- Problem to solve: Run through the records and, wherever a line holds the word "views", return that line.

(Data records for software interfaces)
_ _ _ _
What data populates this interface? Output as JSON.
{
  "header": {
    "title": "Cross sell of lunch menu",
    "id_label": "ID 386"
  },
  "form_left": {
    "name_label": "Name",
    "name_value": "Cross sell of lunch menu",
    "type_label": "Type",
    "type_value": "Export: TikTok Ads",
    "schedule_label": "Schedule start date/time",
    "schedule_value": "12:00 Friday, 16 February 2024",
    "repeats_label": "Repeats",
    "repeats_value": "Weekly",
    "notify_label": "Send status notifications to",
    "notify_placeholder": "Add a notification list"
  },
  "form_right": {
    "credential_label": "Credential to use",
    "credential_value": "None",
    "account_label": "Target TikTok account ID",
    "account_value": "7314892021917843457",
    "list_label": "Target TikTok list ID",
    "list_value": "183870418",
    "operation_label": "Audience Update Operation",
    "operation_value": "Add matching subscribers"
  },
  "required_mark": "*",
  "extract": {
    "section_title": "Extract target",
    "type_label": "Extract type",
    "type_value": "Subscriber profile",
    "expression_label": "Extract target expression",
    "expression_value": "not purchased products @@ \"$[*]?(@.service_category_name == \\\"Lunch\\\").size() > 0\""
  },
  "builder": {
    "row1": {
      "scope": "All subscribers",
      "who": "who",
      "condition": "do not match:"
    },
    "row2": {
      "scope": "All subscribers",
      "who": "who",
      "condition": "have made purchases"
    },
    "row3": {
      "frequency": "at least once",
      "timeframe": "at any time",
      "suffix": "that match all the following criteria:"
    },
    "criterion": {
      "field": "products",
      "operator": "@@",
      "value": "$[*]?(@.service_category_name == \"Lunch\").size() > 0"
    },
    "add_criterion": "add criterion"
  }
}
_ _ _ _
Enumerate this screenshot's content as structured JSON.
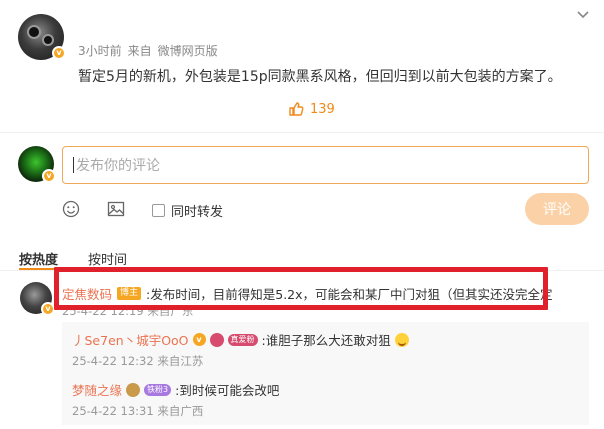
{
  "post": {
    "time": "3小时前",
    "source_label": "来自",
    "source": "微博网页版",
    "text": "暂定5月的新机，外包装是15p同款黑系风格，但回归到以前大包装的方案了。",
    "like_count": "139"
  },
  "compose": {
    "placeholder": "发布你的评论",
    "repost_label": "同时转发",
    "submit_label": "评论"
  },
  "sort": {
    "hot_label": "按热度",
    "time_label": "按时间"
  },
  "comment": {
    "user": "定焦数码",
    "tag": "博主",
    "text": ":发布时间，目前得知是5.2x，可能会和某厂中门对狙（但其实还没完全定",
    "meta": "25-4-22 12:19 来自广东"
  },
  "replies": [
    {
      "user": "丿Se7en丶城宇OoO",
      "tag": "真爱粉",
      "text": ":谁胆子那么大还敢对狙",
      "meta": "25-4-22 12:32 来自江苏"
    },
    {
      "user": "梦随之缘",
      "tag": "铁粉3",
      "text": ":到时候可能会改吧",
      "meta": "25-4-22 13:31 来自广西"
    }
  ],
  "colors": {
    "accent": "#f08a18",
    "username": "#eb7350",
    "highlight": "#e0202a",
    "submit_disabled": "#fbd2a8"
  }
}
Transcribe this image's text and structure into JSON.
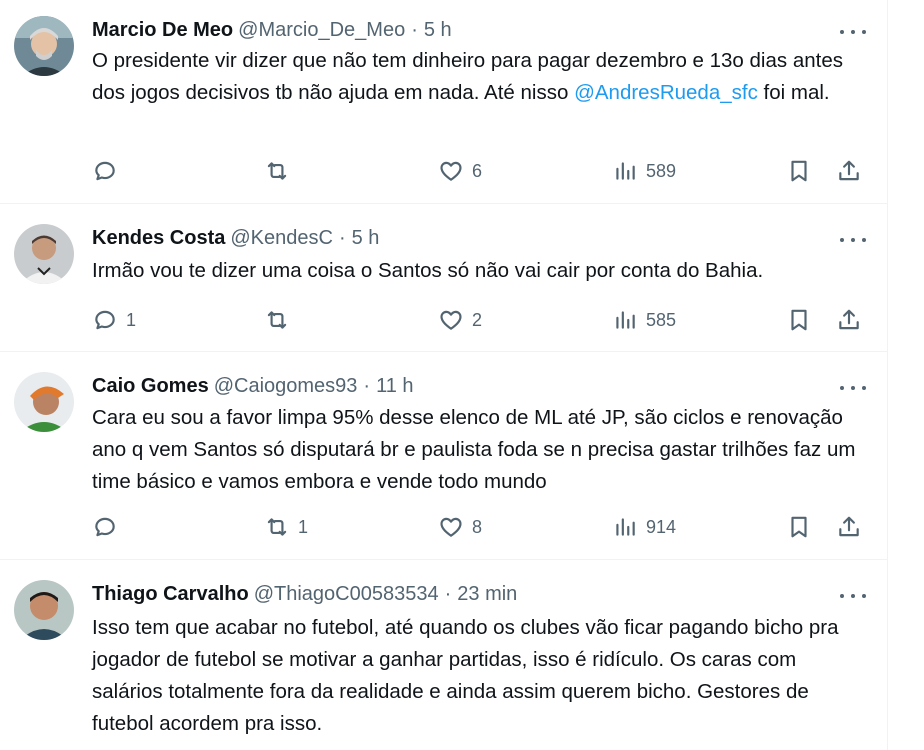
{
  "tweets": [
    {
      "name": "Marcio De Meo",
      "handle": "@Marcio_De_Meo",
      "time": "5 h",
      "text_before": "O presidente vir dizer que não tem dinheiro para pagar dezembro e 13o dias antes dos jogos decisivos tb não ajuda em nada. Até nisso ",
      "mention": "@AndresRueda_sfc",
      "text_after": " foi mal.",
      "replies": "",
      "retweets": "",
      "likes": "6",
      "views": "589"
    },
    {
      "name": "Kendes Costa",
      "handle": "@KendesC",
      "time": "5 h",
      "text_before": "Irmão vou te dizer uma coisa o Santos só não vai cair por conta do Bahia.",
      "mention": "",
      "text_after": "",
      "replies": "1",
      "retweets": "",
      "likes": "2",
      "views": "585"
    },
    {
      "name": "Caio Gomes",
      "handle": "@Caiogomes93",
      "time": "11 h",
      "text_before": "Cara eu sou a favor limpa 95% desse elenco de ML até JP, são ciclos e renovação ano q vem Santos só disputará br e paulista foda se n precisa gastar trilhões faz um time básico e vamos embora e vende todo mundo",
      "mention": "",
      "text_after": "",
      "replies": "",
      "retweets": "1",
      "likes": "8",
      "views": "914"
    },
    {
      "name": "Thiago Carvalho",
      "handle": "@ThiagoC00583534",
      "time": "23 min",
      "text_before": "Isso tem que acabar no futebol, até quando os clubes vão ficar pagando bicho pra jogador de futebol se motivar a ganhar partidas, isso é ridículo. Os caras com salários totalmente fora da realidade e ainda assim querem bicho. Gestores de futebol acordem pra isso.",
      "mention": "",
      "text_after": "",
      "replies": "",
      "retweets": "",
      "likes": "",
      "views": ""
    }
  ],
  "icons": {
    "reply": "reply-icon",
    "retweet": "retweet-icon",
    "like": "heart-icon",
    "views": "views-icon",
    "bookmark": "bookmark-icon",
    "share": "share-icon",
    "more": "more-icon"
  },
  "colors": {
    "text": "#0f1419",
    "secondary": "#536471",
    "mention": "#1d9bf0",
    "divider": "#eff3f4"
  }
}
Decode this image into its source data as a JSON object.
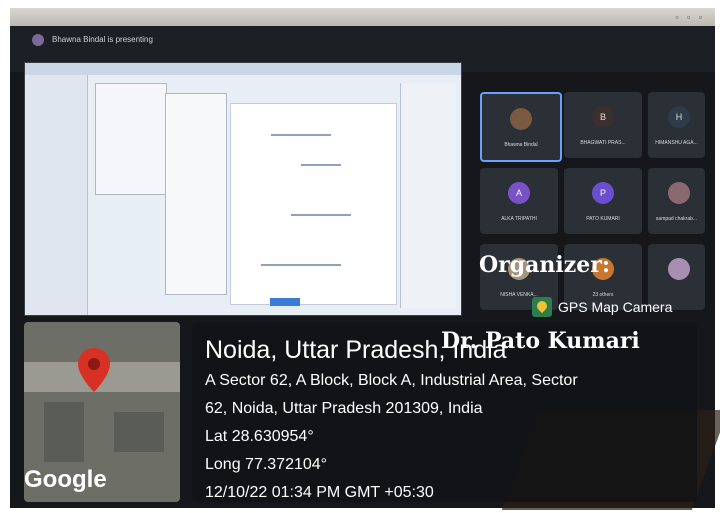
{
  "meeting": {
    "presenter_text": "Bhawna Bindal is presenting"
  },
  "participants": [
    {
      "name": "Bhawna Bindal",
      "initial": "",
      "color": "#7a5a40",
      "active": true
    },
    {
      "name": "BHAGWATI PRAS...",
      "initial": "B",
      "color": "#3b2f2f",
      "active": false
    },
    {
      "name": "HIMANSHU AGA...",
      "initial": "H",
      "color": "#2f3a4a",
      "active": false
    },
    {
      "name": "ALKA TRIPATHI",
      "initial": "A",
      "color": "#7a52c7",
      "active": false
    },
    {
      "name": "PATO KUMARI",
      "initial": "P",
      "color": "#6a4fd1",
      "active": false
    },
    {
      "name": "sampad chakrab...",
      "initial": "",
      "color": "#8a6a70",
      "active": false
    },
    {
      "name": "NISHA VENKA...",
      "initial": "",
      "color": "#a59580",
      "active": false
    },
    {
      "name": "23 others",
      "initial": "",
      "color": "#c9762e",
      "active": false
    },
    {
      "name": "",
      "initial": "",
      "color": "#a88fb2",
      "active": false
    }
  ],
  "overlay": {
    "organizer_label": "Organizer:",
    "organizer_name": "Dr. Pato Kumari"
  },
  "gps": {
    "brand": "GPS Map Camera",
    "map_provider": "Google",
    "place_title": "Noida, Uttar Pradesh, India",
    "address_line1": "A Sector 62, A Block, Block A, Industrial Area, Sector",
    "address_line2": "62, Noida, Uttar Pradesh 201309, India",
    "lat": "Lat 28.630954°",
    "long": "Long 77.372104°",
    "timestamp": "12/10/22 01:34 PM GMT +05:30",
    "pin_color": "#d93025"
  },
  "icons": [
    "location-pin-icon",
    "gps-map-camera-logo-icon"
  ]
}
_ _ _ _
- Output of the exercise:
      "views": "589"
      "views": "585"
      "views": "914"
      "views": ""
    "views": "views-icon",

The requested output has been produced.